▸ Work task: Please repeat each line of the data exactly, with nothing left out.

▸ Working data:
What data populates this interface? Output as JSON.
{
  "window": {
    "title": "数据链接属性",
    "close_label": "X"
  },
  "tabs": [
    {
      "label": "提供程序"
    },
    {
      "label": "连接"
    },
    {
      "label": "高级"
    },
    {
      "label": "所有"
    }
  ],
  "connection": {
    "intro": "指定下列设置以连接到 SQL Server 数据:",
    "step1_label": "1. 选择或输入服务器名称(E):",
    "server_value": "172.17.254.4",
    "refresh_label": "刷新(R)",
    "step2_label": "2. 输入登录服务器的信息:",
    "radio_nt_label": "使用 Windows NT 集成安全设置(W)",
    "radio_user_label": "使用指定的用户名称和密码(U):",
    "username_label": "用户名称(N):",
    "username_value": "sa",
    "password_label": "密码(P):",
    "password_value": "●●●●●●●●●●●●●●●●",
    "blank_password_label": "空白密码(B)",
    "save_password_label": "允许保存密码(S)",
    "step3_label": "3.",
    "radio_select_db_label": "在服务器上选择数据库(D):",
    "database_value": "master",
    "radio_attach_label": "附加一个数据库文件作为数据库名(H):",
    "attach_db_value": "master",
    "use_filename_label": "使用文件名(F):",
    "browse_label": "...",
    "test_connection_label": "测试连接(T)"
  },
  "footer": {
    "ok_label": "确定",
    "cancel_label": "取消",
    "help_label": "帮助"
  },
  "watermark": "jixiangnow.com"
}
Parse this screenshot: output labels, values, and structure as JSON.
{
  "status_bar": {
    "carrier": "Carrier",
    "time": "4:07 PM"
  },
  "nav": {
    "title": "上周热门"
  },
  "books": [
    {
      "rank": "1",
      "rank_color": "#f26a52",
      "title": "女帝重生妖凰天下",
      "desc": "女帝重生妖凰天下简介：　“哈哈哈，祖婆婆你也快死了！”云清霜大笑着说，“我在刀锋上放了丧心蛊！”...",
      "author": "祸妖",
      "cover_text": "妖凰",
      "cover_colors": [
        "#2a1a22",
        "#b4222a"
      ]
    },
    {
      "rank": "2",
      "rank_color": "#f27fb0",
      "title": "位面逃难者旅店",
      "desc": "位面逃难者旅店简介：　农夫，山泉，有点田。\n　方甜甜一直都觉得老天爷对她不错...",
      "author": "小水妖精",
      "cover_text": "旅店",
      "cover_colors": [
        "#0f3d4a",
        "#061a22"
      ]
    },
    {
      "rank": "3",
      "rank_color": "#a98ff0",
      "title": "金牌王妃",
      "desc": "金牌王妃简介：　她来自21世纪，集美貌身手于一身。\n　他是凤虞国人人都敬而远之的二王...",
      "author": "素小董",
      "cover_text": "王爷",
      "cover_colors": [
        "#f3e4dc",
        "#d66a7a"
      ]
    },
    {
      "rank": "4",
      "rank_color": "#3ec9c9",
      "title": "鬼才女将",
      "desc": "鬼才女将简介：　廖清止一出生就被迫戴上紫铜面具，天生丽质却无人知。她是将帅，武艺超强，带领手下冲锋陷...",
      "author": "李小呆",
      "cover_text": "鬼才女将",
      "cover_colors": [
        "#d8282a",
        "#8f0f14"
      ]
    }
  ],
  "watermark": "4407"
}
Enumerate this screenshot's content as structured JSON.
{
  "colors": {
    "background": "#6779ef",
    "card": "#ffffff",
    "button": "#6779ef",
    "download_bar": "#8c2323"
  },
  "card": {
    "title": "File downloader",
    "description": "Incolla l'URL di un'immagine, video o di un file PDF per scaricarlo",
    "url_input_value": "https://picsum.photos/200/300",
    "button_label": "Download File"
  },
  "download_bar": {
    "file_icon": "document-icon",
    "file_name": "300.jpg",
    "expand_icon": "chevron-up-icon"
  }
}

▸ Output:
What data populates this interface? Output as JSON.
{
  "window": {
    "title": "数据链接属性",
    "close_label": "X"
  },
  "tabs": [
    {
      "label": "提供程序"
    },
    {
      "label": "连接"
    },
    {
      "label": "高级"
    },
    {
      "label": "所有"
    }
  ],
  "connection": {
    "intro": "指定下列设置以连接到 SQL Server 数据:",
    "step1_label": "1. 选择或输入服务器名称(E):",
    "server_value": "172.17.254.4",
    "refresh_label": "刷新(R)",
    "step2_label": "2. 输入登录服务器的信息:",
    "radio_nt_label": "使用 Windows NT 集成安全设置(W)",
    "radio_user_label": "使用指定的用户名称和密码(U):",
    "username_label": "用户名称(N):",
    "username_value": "sa",
    "password_label": "密码(P):",
    "password_value": "●●●●●●●●●●●●●●●●",
    "blank_password_label": "空白密码(B)",
    "save_password_label": "允许保存密码(S)",
    "step3_label": "3.",
    "radio_select_db_label": "在服务器上选择数据库(D):",
    "database_value": "master",
    "radio_attach_label": "附加一个数据库文件作为数据库名(H):",
    "attach_db_value": "master",
    "use_filename_label": "使用文件名(F):",
    "browse_label": "...",
    "test_connection_label": "测试连接(T)"
  },
  "footer": {
    "ok_label": "确定",
    "cancel_label": "取消",
    "help_label": "帮助"
  },
  "watermark": "jixiangnow.com"
}
Parse this screenshot: output labels, values, and structure as JSON.
{
  "status_bar": {
    "carrier": "Carrier",
    "time": "4:07 PM"
  },
  "nav": {
    "title": "上周热门"
  },
  "books": [
    {
      "rank": "1",
      "rank_color": "#f26a52",
      "title": "女帝重生妖凰天下",
      "desc": "女帝重生妖凰天下简介：　“哈哈哈，祖婆婆你也快死了！”云清霜大笑着说，“我在刀锋上放了丧心蛊！”...",
      "author": "祸妖",
      "cover_text": "妖凰",
      "cover_colors": [
        "#2a1a22",
        "#b4222a"
      ]
    },
    {
      "rank": "2",
      "rank_color": "#f27fb0",
      "title": "位面逃难者旅店",
      "desc": "位面逃难者旅店简介：　农夫，山泉，有点田。\n　方甜甜一直都觉得老天爷对她不错...",
      "author": "小水妖精",
      "cover_text": "旅店",
      "cover_colors": [
        "#0f3d4a",
        "#061a22"
      ]
    },
    {
      "rank": "3",
      "rank_color": "#a98ff0",
      "title": "金牌王妃",
      "desc": "金牌王妃简介：　她来自21世纪，集美貌身手于一身。\n　他是凤虞国人人都敬而远之的二王...",
      "author": "素小董",
      "cover_text": "王爷",
      "cover_colors": [
        "#f3e4dc",
        "#d66a7a"
      ]
    },
    {
      "rank": "4",
      "rank_color": "#3ec9c9",
      "title": "鬼才女将",
      "desc": "鬼才女将简介：　廖清止一出生就被迫戴上紫铜面具，天生丽质却无人知。她是将帅，武艺超强，带领手下冲锋陷...",
      "author": "李小呆",
      "cover_text": "鬼才女将",
      "cover_colors": [
        "#d8282a",
        "#8f0f14"
      ]
    }
  ],
  "watermark": "4407"
}
Enumerate this screenshot's content as structured JSON.
{
  "colors": {
    "background": "#6779ef",
    "card": "#ffffff",
    "button": "#6779ef",
    "download_bar": "#8c2323"
  },
  "card": {
    "title": "File downloader",
    "description": "Incolla l'URL di un'immagine, video o di un file PDF per scaricarlo",
    "url_input_value": "https://picsum.photos/200/300",
    "button_label": "Download File"
  },
  "download_bar": {
    "file_icon": "document-icon",
    "file_name": "300.jpg",
    "expand_icon": "chevron-up-icon"
  }
}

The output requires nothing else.